SUPPLIED MATERIAL START
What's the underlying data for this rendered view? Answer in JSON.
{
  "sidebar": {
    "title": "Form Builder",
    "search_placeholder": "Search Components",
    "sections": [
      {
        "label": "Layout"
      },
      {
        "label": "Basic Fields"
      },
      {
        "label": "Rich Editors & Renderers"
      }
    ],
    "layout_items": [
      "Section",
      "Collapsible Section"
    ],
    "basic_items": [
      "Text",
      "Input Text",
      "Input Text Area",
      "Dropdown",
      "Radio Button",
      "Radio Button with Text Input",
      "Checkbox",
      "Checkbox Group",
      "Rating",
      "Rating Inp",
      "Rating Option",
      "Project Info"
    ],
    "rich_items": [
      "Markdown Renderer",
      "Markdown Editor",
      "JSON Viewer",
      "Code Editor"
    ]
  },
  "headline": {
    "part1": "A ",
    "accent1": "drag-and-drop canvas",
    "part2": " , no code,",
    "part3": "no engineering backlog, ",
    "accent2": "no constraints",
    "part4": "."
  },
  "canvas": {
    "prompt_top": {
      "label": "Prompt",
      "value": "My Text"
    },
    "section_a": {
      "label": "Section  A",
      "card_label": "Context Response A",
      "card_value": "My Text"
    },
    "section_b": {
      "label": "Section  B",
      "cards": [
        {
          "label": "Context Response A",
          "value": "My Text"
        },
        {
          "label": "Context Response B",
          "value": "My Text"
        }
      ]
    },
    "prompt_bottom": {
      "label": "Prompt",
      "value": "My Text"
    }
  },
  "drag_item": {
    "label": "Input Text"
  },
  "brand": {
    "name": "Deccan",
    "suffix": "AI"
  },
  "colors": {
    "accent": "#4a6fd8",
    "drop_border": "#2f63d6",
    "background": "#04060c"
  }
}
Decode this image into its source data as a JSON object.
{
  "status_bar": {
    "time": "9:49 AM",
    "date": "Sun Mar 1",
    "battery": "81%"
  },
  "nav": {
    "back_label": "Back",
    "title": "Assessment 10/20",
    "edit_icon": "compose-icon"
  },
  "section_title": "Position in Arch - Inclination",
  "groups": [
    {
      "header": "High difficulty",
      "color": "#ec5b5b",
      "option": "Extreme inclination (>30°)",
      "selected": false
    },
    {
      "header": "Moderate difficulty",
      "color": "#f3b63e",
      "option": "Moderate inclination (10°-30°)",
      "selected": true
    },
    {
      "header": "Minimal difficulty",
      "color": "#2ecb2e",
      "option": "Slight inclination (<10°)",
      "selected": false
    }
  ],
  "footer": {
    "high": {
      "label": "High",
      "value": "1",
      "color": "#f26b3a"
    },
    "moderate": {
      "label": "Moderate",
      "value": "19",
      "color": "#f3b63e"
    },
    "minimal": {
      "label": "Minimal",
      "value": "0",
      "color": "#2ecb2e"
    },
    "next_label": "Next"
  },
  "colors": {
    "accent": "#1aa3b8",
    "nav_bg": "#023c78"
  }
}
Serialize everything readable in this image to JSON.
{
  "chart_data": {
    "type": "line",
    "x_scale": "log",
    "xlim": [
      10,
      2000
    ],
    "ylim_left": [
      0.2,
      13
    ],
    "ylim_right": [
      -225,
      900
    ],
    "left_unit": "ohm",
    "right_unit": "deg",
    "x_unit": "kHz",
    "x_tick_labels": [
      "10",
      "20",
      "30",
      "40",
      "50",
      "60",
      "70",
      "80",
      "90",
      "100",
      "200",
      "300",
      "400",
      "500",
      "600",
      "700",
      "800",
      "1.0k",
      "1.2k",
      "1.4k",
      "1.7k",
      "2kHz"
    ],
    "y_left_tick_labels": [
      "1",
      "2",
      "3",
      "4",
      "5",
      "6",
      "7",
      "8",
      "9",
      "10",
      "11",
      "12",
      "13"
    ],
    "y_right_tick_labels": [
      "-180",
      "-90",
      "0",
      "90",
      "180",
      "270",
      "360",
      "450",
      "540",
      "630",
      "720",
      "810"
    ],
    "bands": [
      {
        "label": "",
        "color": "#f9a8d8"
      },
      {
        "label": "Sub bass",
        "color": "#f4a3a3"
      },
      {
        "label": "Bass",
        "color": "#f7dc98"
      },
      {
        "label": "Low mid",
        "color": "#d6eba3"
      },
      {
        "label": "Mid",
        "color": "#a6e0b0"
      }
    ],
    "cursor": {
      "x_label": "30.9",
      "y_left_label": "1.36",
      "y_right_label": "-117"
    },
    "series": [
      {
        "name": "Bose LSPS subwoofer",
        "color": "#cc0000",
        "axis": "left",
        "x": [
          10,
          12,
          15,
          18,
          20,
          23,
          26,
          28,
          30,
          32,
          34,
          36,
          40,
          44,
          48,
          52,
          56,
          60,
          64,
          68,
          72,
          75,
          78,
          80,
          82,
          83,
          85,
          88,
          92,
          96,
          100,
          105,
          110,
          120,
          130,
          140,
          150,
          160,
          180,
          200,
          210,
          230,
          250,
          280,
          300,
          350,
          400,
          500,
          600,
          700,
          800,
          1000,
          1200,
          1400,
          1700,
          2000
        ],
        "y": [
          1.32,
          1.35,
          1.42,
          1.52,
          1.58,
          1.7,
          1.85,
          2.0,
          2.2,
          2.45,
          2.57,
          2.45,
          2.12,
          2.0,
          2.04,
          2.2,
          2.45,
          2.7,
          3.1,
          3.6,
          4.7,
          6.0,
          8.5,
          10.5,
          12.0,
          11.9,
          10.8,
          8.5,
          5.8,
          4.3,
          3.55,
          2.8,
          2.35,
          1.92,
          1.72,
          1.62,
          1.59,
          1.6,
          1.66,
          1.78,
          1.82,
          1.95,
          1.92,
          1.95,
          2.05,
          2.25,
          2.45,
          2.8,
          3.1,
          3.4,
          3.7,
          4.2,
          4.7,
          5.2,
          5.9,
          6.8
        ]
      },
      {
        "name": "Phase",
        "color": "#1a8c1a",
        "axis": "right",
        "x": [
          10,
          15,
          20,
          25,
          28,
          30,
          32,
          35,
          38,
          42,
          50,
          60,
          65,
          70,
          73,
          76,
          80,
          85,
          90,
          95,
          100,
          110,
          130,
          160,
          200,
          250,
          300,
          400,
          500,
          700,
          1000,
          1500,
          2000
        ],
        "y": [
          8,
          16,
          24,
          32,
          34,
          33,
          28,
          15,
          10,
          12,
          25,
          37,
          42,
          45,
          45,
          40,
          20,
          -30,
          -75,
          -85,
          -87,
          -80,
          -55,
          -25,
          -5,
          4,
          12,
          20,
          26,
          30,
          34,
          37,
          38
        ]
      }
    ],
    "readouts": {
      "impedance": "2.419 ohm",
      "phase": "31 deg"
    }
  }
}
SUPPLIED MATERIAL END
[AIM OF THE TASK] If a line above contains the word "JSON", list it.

[EXERCISE RESPONSE]
What's the underlying data for this rendered view? Answer in JSON.
      "JSON Viewer",
Decode this image into its source data as a JSON object.
Serialize everything readable in this image to JSON.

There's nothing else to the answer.